=== Task details ===
Within the material below, find each line bearing the word "Palaeosiberian" and present it.
^^^^
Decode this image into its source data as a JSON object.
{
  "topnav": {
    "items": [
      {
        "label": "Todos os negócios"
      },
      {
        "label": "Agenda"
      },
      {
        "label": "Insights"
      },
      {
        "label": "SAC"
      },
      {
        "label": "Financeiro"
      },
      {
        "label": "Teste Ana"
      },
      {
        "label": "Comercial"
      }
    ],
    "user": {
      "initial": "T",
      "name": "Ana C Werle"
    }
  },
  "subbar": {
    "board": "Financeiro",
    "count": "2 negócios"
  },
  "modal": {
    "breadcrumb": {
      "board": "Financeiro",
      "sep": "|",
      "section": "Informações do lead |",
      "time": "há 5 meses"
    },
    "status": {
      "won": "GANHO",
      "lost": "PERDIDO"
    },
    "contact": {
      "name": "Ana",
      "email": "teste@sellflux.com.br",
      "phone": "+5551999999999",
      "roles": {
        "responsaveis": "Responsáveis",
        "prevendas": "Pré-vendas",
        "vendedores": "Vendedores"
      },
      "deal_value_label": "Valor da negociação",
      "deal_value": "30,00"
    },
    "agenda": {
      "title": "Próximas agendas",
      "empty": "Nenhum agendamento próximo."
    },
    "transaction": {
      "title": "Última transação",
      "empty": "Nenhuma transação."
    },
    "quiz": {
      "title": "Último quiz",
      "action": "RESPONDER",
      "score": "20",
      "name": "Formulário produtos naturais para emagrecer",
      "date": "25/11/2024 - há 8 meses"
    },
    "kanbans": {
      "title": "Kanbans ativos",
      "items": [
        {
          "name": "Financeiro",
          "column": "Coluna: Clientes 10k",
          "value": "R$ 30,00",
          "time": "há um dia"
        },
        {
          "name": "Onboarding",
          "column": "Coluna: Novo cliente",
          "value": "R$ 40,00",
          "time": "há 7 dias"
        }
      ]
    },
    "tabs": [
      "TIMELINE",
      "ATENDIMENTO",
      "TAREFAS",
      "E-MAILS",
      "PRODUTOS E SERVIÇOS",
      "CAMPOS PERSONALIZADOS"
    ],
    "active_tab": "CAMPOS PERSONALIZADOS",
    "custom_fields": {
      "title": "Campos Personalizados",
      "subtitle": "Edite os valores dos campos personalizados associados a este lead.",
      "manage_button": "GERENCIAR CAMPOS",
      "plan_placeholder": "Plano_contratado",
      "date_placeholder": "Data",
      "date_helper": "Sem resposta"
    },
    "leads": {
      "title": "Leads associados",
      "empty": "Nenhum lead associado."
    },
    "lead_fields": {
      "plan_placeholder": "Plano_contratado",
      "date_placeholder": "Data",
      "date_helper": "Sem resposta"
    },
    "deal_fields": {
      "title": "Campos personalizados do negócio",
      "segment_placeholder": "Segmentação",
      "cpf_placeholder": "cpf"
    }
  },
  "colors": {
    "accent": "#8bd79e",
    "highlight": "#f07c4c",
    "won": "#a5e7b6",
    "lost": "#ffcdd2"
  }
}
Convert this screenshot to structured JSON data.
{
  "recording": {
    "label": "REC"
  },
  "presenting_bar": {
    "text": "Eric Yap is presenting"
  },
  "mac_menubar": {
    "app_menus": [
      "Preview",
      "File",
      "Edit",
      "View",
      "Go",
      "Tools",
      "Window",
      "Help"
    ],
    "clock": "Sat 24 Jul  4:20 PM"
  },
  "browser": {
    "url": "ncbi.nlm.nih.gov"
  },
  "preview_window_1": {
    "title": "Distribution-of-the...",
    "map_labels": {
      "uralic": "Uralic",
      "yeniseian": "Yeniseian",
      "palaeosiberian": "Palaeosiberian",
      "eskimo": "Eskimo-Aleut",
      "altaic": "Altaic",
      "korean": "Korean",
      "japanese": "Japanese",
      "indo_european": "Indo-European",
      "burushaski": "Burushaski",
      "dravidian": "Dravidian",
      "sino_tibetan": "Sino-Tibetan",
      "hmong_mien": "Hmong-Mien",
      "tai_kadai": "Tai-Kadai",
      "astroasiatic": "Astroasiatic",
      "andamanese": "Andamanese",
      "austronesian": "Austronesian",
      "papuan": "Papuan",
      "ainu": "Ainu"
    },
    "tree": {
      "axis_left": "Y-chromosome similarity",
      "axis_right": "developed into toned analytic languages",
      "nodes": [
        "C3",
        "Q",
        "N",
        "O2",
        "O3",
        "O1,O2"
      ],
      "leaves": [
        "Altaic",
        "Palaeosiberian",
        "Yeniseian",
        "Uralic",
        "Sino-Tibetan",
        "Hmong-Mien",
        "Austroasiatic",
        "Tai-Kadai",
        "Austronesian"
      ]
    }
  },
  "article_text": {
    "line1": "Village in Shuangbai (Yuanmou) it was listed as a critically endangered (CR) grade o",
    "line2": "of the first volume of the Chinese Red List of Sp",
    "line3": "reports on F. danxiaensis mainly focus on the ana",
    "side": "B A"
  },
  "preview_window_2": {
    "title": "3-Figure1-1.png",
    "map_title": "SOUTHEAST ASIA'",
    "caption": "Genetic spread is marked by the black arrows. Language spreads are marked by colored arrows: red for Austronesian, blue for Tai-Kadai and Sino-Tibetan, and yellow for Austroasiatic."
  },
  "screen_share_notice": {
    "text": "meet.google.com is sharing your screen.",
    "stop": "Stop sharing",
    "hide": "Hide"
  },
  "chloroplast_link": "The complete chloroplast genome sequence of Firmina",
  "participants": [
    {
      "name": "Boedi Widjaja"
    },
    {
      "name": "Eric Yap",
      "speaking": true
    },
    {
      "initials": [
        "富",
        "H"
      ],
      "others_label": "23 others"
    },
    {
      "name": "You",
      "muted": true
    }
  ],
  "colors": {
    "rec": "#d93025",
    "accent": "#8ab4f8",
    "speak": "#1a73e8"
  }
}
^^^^
=== Exercise response ===
      "palaeosiberian": "Palaeosiberian",
        "Palaeosiberian",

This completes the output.